* INFORMATION SHOWN
-- Opening Marker --

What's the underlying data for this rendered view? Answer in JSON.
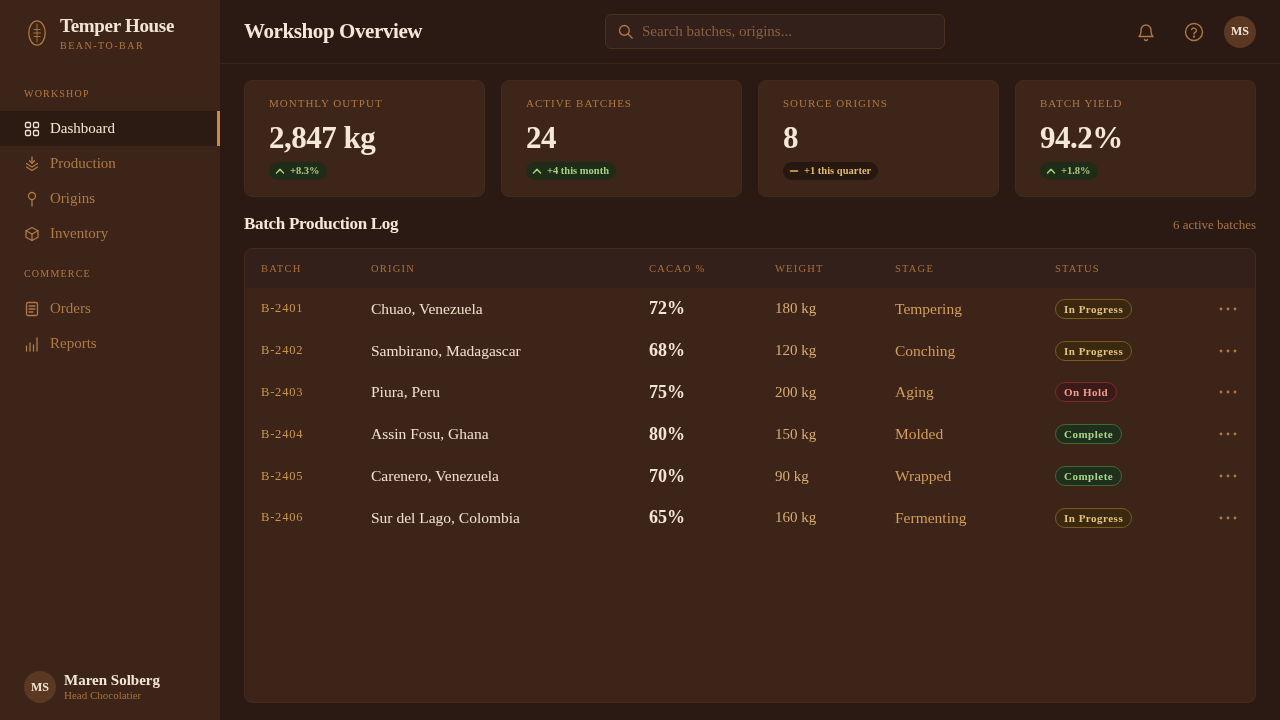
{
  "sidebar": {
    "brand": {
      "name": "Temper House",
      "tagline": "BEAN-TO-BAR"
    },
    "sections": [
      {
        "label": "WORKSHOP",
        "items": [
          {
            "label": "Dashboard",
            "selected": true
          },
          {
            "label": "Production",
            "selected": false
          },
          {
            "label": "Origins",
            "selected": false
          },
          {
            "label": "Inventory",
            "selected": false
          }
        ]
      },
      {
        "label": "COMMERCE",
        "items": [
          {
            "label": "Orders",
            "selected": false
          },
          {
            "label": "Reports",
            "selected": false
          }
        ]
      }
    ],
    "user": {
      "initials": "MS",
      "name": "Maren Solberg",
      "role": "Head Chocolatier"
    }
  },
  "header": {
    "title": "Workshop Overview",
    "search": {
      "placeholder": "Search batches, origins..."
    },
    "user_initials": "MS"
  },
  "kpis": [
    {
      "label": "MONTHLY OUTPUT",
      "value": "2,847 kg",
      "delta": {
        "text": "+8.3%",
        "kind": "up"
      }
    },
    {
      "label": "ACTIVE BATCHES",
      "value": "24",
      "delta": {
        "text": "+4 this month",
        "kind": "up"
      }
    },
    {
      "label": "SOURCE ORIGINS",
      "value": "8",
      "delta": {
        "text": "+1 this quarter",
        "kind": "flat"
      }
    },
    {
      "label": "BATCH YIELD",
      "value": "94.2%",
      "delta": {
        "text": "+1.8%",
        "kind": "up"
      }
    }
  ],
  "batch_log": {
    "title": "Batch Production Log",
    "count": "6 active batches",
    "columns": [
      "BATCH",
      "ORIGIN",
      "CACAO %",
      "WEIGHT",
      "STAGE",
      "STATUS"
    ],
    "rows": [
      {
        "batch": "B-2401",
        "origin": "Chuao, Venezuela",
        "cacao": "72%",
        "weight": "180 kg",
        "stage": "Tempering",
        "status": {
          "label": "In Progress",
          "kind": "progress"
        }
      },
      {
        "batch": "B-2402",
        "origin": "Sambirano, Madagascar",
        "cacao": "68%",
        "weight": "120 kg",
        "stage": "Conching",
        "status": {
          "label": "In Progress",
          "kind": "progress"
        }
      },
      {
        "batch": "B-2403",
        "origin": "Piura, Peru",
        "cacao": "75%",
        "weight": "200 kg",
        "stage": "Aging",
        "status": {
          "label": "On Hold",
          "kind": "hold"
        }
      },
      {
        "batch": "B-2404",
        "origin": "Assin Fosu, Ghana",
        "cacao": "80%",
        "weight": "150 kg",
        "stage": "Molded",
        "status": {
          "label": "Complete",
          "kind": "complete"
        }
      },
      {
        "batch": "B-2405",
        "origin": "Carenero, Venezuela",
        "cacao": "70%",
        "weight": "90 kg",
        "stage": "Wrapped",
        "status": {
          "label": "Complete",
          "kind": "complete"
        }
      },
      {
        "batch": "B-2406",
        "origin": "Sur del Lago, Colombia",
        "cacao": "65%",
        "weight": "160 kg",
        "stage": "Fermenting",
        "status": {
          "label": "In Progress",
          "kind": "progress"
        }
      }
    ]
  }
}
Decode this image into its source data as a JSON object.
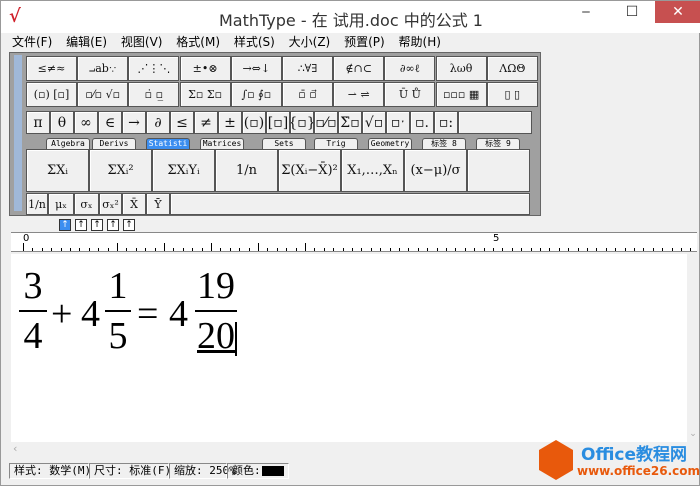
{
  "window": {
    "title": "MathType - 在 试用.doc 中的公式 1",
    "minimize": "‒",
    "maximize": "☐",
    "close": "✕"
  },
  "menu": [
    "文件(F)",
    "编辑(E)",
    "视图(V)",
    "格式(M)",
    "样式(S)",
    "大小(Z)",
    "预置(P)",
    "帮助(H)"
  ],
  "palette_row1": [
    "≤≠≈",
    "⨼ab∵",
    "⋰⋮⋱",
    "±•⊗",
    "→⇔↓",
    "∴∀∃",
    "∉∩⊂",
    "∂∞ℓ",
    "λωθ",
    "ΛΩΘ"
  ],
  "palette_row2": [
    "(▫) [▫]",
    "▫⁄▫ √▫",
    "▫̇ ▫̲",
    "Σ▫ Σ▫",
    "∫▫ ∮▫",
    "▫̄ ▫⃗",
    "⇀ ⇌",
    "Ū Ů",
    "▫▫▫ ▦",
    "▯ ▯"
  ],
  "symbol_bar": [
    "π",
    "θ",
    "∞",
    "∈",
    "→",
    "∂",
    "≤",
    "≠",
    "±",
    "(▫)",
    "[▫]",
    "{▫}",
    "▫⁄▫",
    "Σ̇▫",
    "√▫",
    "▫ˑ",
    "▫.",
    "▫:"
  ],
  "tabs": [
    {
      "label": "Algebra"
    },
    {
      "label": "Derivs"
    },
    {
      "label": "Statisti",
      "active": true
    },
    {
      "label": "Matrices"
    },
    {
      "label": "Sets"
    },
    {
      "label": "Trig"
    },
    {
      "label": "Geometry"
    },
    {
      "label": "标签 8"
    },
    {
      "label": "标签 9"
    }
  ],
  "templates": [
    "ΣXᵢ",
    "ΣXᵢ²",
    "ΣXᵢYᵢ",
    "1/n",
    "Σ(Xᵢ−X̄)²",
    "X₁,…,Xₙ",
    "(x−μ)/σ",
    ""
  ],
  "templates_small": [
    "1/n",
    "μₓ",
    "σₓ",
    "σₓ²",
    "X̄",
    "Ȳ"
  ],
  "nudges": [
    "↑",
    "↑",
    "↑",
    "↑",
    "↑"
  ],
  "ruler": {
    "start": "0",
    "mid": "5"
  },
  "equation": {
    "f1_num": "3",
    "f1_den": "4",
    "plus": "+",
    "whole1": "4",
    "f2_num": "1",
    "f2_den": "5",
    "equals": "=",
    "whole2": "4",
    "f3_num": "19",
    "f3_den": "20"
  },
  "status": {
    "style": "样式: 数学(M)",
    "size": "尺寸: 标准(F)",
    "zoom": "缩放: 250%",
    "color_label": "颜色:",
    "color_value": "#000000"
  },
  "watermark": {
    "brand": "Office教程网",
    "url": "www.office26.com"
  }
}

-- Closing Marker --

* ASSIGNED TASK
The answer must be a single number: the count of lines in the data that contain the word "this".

* REPLY TO THE TASK
4